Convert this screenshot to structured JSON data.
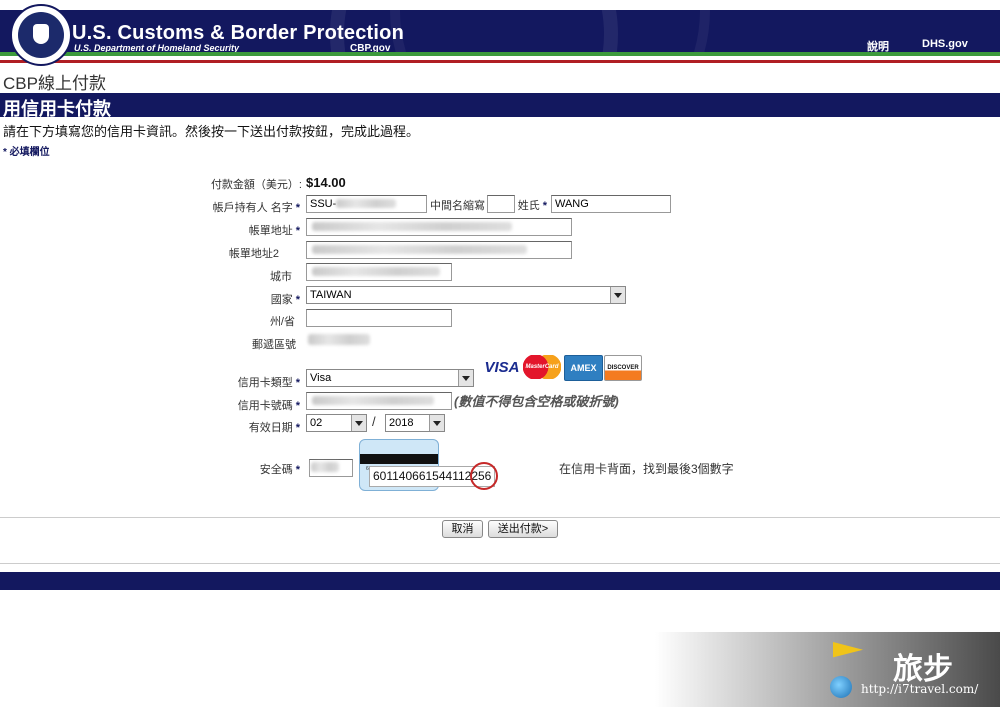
{
  "header": {
    "agency_title": "U.S. Customs & Border Protection",
    "agency_subtitle": "U.S. Department of Homeland Security",
    "agency_url": "CBP.gov",
    "seal_text": "U.S. DEPARTMENT OF HOMELAND SECURITY",
    "nav": {
      "help": "說明",
      "dhs": "DHS.gov"
    },
    "colors": {
      "navy": "#13185f",
      "green": "#3c9a3c",
      "red": "#b01e23"
    }
  },
  "page_title": "CBP線上付款",
  "section_title": "用信用卡付款",
  "instructions": "請在下方填寫您的信用卡資訊。然後按一下送出付款按鈕，完成此過程。",
  "required_note": "* 必填欄位",
  "form": {
    "amount_label": "付款金額（美元）:",
    "amount_value": "$14.00",
    "holder_label": "帳戶持有人 名字",
    "first_name_value": "SSU-",
    "middle_label": "中間名縮寫",
    "last_name_label": "姓氏",
    "last_name_value": "WANG",
    "address1_label": "帳單地址",
    "address2_label": "帳單地址2",
    "city_label": "城市",
    "country_label": "國家",
    "country_value": "TAIWAN",
    "state_label": "州/省",
    "zip_label": "郵遞區號",
    "card_type_label": "信用卡類型",
    "card_type_value": "Visa",
    "card_number_label": "信用卡號碼",
    "card_number_hint": "(數值不得包含空格或破折號)",
    "expiry_label": "有效日期",
    "expiry_month": "02",
    "expiry_separator": "/",
    "expiry_year": "2018",
    "cvv_label": "安全碼",
    "cvv_sample_number": "601140661544112",
    "cvv_sample_digits": "256",
    "cvv_hint": "在信用卡背面，找到最後3個數字",
    "required_marker": "*"
  },
  "card_logos": [
    "VISA",
    "MasterCard",
    "AMEX",
    "DISCOVER"
  ],
  "buttons": {
    "cancel": "取消",
    "submit": "送出付款>"
  },
  "watermark": {
    "title": "旅步",
    "url": "http://i7travel.com/"
  }
}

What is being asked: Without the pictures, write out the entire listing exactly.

Written solution:
Convert this screenshot to structured JSON data.
{
  "header": {
    "agency_title": "U.S. Customs & Border Protection",
    "agency_subtitle": "U.S. Department of Homeland Security",
    "agency_url": "CBP.gov",
    "seal_text": "U.S. DEPARTMENT OF HOMELAND SECURITY",
    "nav": {
      "help": "說明",
      "dhs": "DHS.gov"
    },
    "colors": {
      "navy": "#13185f",
      "green": "#3c9a3c",
      "red": "#b01e23"
    }
  },
  "page_title": "CBP線上付款",
  "section_title": "用信用卡付款",
  "instructions": "請在下方填寫您的信用卡資訊。然後按一下送出付款按鈕，完成此過程。",
  "required_note": "* 必填欄位",
  "form": {
    "amount_label": "付款金額（美元）:",
    "amount_value": "$14.00",
    "holder_label": "帳戶持有人 名字",
    "first_name_value": "SSU-",
    "middle_label": "中間名縮寫",
    "last_name_label": "姓氏",
    "last_name_value": "WANG",
    "address1_label": "帳單地址",
    "address2_label": "帳單地址2",
    "city_label": "城市",
    "country_label": "國家",
    "country_value": "TAIWAN",
    "state_label": "州/省",
    "zip_label": "郵遞區號",
    "card_type_label": "信用卡類型",
    "card_type_value": "Visa",
    "card_number_label": "信用卡號碼",
    "card_number_hint": "(數值不得包含空格或破折號)",
    "expiry_label": "有效日期",
    "expiry_month": "02",
    "expiry_separator": "/",
    "expiry_year": "2018",
    "cvv_label": "安全碼",
    "cvv_sample_number": "601140661544112",
    "cvv_sample_digits": "256",
    "cvv_hint": "在信用卡背面，找到最後3個數字",
    "required_marker": "*"
  },
  "card_logos": [
    "VISA",
    "MasterCard",
    "AMEX",
    "DISCOVER"
  ],
  "buttons": {
    "cancel": "取消",
    "submit": "送出付款>"
  },
  "watermark": {
    "title": "旅步",
    "url": "http://i7travel.com/"
  }
}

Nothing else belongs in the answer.